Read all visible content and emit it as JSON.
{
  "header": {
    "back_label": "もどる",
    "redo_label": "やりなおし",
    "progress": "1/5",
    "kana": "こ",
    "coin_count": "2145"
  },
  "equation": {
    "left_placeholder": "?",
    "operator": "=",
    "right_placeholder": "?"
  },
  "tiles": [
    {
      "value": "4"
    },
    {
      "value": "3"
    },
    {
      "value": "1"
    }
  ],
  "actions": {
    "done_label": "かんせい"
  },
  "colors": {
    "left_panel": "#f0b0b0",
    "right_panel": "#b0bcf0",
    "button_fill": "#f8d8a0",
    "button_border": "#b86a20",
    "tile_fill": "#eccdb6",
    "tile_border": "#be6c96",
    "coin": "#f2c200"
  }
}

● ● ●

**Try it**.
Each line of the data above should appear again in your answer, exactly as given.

**Exercise solution**.
Read all visible content and emit it as JSON.
{
  "header": {
    "back_label": "もどる",
    "redo_label": "やりなおし",
    "progress": "1/5",
    "kana": "こ",
    "coin_count": "2145"
  },
  "equation": {
    "left_placeholder": "?",
    "operator": "=",
    "right_placeholder": "?"
  },
  "tiles": [
    {
      "value": "4"
    },
    {
      "value": "3"
    },
    {
      "value": "1"
    }
  ],
  "actions": {
    "done_label": "かんせい"
  },
  "colors": {
    "left_panel": "#f0b0b0",
    "right_panel": "#b0bcf0",
    "button_fill": "#f8d8a0",
    "button_border": "#b86a20",
    "tile_fill": "#eccdb6",
    "tile_border": "#be6c96",
    "coin": "#f2c200"
  }
}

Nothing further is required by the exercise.